More and more people are turning to mind-body practices such as yoga and meditation, according to the Centers for Disease Control and Prevention. After a ruptured Achilles tendon sidelined his ballet career, Juliu Horvath turned to yoga and meditation, where he became fascinated with how moving his body could help him heal. He developed "Yoga for Dancers" and brought it to the professional dance community. He eventually retooled his classes to include a wider, non-dancing audience. He called it Gyrokinesis. As Horvath continued to develop his method of movement, he included special pieces of equipment and called it Gyrotonic.

Lady Gaga, Shaquille O'Neal, and tennis player Andy Murray rave about the Gyrotonic method. Tracee Ellis Ross posts some of her Gyrotonic breakthroughs on Instagram. Physical therapists and rehab clinics have equipped their facilities with the Gyrotonic expansion system, which looks like an elaborate cable machine you might see at the gym. What makes Gyrotonic exercise different from others? 

Gyrotonic exercise compared to yoga and Pilates

If you look at some of the movements from a Gyrokinesis class, you could see how they have their roots in yoga and dance. Whereas a yoga class might hold one static pose and then move slowly to the next, Gyrokinesis and Gyrotonic exercises emphasize continual, spiraling movements in rhythm. These flowing movements make them also similar to tai chi.

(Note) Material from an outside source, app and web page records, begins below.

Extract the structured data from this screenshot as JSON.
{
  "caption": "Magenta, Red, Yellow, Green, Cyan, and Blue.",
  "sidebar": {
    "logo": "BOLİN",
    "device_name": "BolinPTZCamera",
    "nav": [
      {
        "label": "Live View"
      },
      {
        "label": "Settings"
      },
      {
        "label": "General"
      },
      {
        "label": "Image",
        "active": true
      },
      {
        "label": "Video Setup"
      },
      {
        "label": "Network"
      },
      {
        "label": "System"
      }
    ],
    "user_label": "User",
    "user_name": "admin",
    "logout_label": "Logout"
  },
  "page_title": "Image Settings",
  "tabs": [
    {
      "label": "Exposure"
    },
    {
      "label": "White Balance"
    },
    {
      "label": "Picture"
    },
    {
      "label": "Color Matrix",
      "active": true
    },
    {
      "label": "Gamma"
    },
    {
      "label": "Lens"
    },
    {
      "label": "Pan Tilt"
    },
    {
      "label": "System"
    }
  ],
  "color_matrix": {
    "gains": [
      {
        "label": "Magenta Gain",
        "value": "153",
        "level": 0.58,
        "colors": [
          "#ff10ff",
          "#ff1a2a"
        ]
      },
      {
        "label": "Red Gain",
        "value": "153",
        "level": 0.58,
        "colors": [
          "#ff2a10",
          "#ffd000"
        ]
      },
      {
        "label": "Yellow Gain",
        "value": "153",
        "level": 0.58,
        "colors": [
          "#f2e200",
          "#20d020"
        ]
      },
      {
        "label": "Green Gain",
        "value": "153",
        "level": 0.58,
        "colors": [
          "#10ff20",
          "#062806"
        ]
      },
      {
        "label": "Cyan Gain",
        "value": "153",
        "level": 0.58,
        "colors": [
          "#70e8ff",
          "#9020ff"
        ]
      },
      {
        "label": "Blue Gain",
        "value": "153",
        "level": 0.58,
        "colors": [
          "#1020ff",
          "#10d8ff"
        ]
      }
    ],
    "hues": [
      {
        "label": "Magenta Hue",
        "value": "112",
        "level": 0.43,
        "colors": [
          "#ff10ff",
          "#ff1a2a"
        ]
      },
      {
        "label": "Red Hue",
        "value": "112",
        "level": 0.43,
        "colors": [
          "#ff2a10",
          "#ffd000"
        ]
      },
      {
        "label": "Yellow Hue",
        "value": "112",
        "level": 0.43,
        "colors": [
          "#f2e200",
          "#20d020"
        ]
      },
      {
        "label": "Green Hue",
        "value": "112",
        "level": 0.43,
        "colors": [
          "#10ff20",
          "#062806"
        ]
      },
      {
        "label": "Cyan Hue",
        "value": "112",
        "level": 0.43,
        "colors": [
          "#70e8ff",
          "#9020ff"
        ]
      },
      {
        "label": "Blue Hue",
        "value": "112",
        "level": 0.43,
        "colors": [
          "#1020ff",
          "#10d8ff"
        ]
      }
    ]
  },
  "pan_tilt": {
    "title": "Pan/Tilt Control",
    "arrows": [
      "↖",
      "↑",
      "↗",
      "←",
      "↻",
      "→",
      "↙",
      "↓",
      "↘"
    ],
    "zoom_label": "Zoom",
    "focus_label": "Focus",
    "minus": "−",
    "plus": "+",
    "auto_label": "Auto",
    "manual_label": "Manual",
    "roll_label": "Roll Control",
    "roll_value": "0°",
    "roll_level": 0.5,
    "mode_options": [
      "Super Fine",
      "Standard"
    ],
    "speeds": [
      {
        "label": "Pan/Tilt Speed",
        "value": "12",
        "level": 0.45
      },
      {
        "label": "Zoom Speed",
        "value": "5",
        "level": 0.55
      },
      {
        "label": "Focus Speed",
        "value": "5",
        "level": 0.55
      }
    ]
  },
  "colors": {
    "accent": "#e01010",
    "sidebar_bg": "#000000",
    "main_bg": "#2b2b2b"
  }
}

Gyrotonics also resembles Pilates because both use machines. Gyrotonics exercises use the Gyrotonic expansion system of pulleys and weights that add tension to the body while participants move in circular patterns, whereas Pilates has the spring-based reformer. Both Gyrotonics and Pilates have mat versions for those who don't have the equipment.

Beatriz Pascual, a Gyrotonic instructor based in the United Kingdom, tells The Guardian, "Gyrotonic may resemble Pilates, but it is much more like yoga in its origin and breathing techniques. Pilates followers often make the mistake of thinking it's the same and then find it difficult to master the breathing, which is specific to each particular movement pattern."

The benefits of Gyrotonic exercises

Gyrotonic and Gyrokinesis exercises help build strong joints because they work them through their full range of motion, and they emphasize a strong spine for overall strength. It also teaches you full-body awareness in simple movements you do every day, such as picking something up from the floor.

Although there are a lot of testimonials of how Gyrotonic exercises can improve your health, there isn't much scientific evidence that says it's more beneficial than other mind-body or stretching exercises. A 2019 study in the Journal of Exercise Rehabilitation assigned 26 people with lower back pain to do either Gyrotonic exercises or trunk stability exercises three times a week for four weeks. Both groups showed improvements in spine stability and function, but one wasn't better than the other.

According to a 2016 study in the Journal of Physical Therapy Science, Gyrotonic exercises improved the walking pattern of women with lower back pain. Gyrotonic exercises three times a week for eight weeks also improved fitness levels in older women, according to a 2020 study in The Asian Journal of Kinesiology — however, women who used resistance bands saw similar levels of fitness improvement.